What you have to do: The entries that follow must be given again exactly, with the pictures excluded.

☆ ☆ ☆ ☆ ☆ ☆ ☆

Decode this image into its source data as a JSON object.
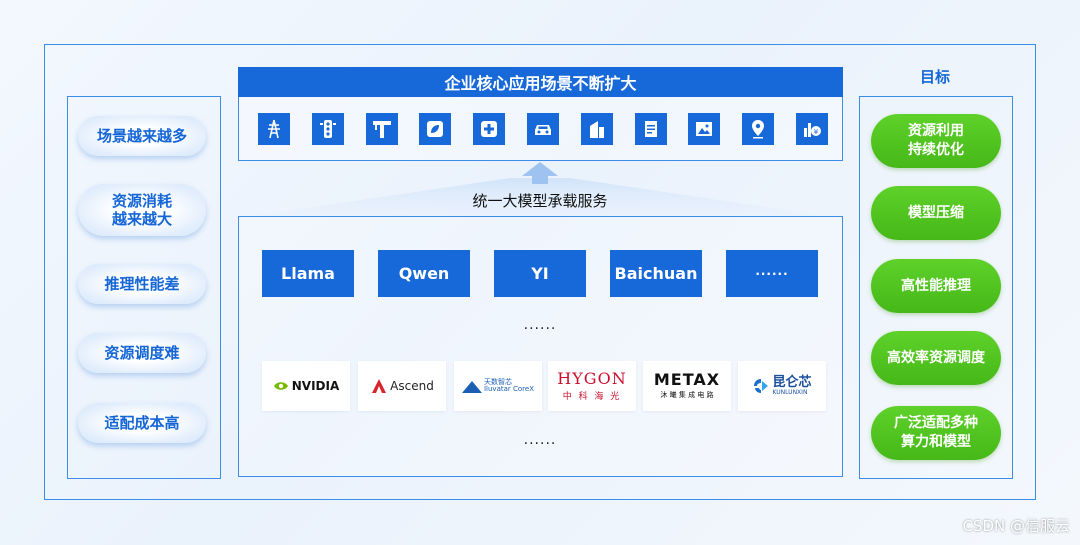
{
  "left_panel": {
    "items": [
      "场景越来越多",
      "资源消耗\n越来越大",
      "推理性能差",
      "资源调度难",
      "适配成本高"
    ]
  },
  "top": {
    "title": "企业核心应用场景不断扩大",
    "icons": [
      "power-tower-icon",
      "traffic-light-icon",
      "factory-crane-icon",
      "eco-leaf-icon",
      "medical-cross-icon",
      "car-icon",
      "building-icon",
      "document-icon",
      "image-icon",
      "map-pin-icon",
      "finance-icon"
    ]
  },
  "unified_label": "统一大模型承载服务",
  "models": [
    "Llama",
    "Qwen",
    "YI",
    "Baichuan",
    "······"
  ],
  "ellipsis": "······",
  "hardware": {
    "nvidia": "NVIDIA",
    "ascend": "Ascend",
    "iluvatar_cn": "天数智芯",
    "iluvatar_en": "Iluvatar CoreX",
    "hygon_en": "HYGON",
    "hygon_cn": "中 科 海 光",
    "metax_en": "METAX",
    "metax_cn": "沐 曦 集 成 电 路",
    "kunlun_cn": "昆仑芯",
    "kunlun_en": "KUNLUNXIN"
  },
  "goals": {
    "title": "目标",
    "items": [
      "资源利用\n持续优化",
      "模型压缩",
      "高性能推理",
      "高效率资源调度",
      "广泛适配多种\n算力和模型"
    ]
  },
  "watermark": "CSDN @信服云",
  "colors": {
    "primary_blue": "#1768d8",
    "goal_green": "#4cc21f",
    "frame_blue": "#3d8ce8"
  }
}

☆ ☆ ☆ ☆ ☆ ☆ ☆

Answer below:
Decode this image into its source data as a JSON object.
{
  "left_panel": {
    "items": [
      "场景越来越多",
      "资源消耗\n越来越大",
      "推理性能差",
      "资源调度难",
      "适配成本高"
    ]
  },
  "top": {
    "title": "企业核心应用场景不断扩大",
    "icons": [
      "power-tower-icon",
      "traffic-light-icon",
      "factory-crane-icon",
      "eco-leaf-icon",
      "medical-cross-icon",
      "car-icon",
      "building-icon",
      "document-icon",
      "image-icon",
      "map-pin-icon",
      "finance-icon"
    ]
  },
  "unified_label": "统一大模型承载服务",
  "models": [
    "Llama",
    "Qwen",
    "YI",
    "Baichuan",
    "······"
  ],
  "ellipsis": "······",
  "hardware": {
    "nvidia": "NVIDIA",
    "ascend": "Ascend",
    "iluvatar_cn": "天数智芯",
    "iluvatar_en": "Iluvatar CoreX",
    "hygon_en": "HYGON",
    "hygon_cn": "中 科 海 光",
    "metax_en": "METAX",
    "metax_cn": "沐 曦 集 成 电 路",
    "kunlun_cn": "昆仑芯",
    "kunlun_en": "KUNLUNXIN"
  },
  "goals": {
    "title": "目标",
    "items": [
      "资源利用\n持续优化",
      "模型压缩",
      "高性能推理",
      "高效率资源调度",
      "广泛适配多种\n算力和模型"
    ]
  },
  "watermark": "CSDN @信服云",
  "colors": {
    "primary_blue": "#1768d8",
    "goal_green": "#4cc21f",
    "frame_blue": "#3d8ce8"
  }
}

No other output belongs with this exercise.